Manor house, c.1520, extended in C17 and C18, altered in C20. Timber framed,
plastered, roofed with handmade red clay tiles. 5-bay range aligned N-S,
jettied to the W, with external chimney stack on E wall of second bay from S.
3-bay range to W of N end with chimney stack at the junction, c.1600, and stair
tower in SW angle. Smaller C17/18 extensions to E of main range. C18 extension
to W of W wing. Jetty of original range partly enclosed, underbuilt elsewhere.
2 storeys and cellar. S elevations, one 6-panel door, one 4-panel door, 8 C20
casement windows. First floor, 8 C20 casement windows. Roof of stair tower
hipped. C19 scalloped bargeboards on S gable. Grouped diagonal shafts on
central chimney stack. C17 carved bargeboards on W end of W wing, much
weathered. The interior has jowled posts and curved braces trenched inside
heavy studding. The original range has cambered tiebeams with one surviving
pair of braces forming a depressed arch, edge-halved and bridled scarfs in the
wallplates, and a clasped purlin roof with arch-braced collars and curved wind
bracing, with a ceiling inserted c.1600. The N ground-floor room of 2 bays
has transverse and axial beams with double ogee mouldings, carved running
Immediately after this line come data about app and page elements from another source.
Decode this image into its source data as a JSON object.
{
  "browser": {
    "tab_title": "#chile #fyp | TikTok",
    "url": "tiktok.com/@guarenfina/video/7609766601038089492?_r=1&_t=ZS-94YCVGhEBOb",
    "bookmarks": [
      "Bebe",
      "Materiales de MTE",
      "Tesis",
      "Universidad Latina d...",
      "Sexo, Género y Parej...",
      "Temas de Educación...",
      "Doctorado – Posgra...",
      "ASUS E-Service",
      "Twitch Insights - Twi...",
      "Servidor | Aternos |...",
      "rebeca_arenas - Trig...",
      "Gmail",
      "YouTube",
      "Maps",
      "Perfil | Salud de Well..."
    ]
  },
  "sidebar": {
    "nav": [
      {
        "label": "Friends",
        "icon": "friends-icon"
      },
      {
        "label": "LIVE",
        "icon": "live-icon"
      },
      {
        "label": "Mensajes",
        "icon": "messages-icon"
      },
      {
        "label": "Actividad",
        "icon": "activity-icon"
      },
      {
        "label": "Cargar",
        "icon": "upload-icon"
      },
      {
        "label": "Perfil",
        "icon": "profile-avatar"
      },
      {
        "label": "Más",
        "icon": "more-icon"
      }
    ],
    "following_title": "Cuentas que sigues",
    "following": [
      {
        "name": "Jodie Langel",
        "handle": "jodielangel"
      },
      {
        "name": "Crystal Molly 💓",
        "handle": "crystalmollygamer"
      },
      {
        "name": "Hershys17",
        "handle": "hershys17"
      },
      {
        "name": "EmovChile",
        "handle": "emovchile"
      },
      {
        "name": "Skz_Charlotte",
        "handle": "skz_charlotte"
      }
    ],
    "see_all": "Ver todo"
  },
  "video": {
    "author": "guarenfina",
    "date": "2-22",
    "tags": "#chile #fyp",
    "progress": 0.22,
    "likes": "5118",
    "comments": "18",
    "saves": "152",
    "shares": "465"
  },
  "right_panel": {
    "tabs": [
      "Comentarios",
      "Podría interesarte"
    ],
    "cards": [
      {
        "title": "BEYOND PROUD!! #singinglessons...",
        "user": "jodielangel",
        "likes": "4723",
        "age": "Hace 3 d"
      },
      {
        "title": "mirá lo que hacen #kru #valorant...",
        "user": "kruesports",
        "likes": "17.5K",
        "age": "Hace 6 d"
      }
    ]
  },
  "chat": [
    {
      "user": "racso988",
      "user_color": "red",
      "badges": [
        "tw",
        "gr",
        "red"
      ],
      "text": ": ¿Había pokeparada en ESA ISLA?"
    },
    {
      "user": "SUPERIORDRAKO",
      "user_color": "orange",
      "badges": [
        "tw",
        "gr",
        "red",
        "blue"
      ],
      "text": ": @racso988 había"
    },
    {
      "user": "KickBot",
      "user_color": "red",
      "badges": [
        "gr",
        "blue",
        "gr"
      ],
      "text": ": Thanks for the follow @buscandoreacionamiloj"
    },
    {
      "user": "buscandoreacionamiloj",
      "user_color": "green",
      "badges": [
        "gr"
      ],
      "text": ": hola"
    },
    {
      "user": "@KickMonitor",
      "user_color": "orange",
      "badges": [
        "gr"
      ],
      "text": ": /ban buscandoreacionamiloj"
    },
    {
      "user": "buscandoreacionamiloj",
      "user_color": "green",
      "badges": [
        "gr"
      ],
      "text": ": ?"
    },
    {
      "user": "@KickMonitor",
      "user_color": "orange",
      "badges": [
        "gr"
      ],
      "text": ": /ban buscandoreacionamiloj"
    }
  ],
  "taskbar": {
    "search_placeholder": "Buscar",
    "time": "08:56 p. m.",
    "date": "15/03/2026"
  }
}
foliage, and carved bosses of roses, pomegranates and other devices. The room
to the S, originally of 2 bays, has plain-chamfered beams, and the hearth
contains a late C17 cast iron fireback representing Neptune and mermaids, etc.
(recorded in another room by the RCHM). The S bay is a short one, originally
partitioned off but now combined with the next room. Part of the jetty is
exposed internally, with one plain brace and very wide joists jointed to the
axial beam and soffit tenons with diminished haunches (Hewett 1980, figure 303).
The W wing has very high rooms at both levels; blocked dormers in the N pitch
of the roof indicate that the attic was designed for occupation. The wallplates
have face-halved and bladed scarfs; the roof is of clasped purlin construction.
The staircase is of early C17 date, with a well, square newels, large turned
balusters, a heavy moulded rail, and a broad string with bolection-moulded
diamonds. A number of interior features recorded by the RCHM are not now
present. Tapestry from the house is at Saffron Walden Museum. The inclusion
of pomegranates in the carving allows the earlier part of the house to be
closely dated to the period between the coronation of Catherine of Aragon in
1509 and her fall from the King's favour in 1526; this is consistent with all
other physical features, and forms a valuable check on dating methods in use
in Essex. RCHM 7.
Listing NGR: TL6712439598
This text is a legacy record and has not been updated since the building was originally listed. Details of the building may have changed in the intervening time. You should not rely on this listing as an accurate description of the building.
Source: English Heritage
Listed building text is © Crown Copyright. Reproduced under licence.